Six years ago, Asia experienced a severe food crisis that saw the prices of staples like rice skyrocket and came close to sparking uprisings in several countries.
The situation is now relatively back to normal, but the region still faces the threats of food prices that are expected to continue to rise until 2050, inefficient supply chains, changing food consumption patterns as more economies reach middle-income status, growing urban populations and scarce land and human resources available for farming.
In this video interview, we asked Michiko Katagami, a senior natural resources and agricultural specialist with the Asian Development Bank and co-author of a 2012 book on lessons learned from the 2008 Asian food crisis, how the international development community can help improve or modernize regional supply chains to guarantee food security.
“It’s sort of like a mission impossible,” the Japanese expert said as she discussed ways to pursue a complete structural transformation of regional supply chains, which in her opinion should focus on empowering smallholder farmers to create resilience against future shocks.
Katagami explained how ADB is implementing a “strategic switch” from its traditional strategy of only investing in agricultural production to encompass the whole food distribution system, from infrastructure to trade agreements.

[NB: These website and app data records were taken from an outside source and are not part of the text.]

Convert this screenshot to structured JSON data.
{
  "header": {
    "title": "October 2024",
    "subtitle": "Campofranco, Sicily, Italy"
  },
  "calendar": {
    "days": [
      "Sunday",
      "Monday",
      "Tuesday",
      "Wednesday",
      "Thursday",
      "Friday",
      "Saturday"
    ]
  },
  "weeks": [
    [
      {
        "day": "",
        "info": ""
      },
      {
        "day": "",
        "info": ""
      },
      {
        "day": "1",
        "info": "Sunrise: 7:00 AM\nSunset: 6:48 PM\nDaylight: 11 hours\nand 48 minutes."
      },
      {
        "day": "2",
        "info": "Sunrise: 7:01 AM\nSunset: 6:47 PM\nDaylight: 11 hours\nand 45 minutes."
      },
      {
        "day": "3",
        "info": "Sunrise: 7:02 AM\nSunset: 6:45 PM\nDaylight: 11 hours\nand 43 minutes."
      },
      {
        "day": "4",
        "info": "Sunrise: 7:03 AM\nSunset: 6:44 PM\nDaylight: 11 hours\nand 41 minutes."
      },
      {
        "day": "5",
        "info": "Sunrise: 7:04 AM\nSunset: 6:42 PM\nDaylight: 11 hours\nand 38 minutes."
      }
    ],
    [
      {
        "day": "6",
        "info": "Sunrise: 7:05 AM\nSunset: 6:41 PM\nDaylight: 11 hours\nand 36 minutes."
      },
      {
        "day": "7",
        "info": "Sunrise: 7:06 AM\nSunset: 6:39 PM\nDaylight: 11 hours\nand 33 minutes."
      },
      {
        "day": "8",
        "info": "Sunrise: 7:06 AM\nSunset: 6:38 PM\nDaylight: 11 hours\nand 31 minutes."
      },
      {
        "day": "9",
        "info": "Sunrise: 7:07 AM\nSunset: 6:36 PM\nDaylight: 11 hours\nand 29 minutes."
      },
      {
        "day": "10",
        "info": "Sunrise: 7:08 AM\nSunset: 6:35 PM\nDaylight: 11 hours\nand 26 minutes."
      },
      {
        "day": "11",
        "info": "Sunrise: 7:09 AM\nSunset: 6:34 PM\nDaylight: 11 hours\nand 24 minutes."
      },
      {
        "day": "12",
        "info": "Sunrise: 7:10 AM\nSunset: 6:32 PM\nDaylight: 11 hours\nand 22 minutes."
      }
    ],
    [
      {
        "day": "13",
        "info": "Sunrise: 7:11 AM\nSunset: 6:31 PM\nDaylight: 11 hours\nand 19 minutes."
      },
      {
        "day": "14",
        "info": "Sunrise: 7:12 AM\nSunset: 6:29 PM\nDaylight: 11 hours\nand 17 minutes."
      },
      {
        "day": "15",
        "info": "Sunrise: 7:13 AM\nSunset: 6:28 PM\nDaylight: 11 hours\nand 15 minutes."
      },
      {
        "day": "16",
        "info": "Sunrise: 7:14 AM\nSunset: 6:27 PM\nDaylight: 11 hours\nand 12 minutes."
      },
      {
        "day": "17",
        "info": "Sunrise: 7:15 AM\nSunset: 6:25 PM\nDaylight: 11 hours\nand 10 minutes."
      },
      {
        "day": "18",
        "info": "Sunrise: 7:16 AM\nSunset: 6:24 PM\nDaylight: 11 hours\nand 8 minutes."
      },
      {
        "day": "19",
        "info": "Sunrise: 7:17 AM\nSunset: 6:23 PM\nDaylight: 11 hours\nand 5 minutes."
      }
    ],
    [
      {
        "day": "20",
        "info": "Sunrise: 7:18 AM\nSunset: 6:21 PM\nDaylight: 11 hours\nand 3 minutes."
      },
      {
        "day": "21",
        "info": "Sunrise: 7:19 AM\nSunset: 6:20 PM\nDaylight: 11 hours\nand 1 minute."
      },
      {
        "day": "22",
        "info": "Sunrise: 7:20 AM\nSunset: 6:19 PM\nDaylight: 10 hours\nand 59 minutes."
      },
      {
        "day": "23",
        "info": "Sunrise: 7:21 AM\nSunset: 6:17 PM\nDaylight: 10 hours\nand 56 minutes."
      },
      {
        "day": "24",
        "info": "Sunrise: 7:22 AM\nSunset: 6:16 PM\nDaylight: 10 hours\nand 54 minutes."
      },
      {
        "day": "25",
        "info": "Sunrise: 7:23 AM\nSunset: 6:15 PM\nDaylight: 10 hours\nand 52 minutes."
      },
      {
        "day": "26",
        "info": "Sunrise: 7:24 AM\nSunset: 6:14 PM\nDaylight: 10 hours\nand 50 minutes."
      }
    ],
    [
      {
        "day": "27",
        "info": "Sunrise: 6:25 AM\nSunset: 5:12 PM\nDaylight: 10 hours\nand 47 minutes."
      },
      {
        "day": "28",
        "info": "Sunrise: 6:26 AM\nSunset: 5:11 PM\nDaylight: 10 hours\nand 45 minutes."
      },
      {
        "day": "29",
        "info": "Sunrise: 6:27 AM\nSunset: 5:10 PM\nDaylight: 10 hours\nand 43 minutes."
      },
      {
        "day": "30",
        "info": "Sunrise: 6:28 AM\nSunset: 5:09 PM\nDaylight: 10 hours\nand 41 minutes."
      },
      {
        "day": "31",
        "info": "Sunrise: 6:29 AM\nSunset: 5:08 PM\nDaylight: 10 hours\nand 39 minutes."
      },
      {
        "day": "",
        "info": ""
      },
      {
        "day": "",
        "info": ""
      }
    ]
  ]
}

Asked about case studies which show how improving supply chains have provided food security solutions, the co-author of “The Quiet Revolution in Staple Food Value Chains” gave the examples of non-electrical storage facilities to extend the shelf life of perishable products like potatoes in rural Afghanistan, and regional trade agreements among Central Asian countries that have lessened their dependence on wheat imported by road from Kazakhstan.
Katagami also analyzed potential business opportunities for the private sector in ADB programs to modernize supply chains in Asia, where she encouraged firms to help create long-term solutions for smallholder farmers that allow both sides to make a profit apart from meeting the shared goal of regional food security.
“It’s very exciting [because] we never thought that could make commercial sense, but now it does,” noted the expert, who stressed the need to make a business case out of any development program and pointed out that at ADB “we’re learning by doing” in this aspect.
Feeding Development is an online conversation hosted by Devex in partnership with ACDI/VOCA, Chemonics, Fintrac, GAIN, Nestlé and Tetra Tech to reimagine solutions for a food-secure future from seed and soil to a healthy meal.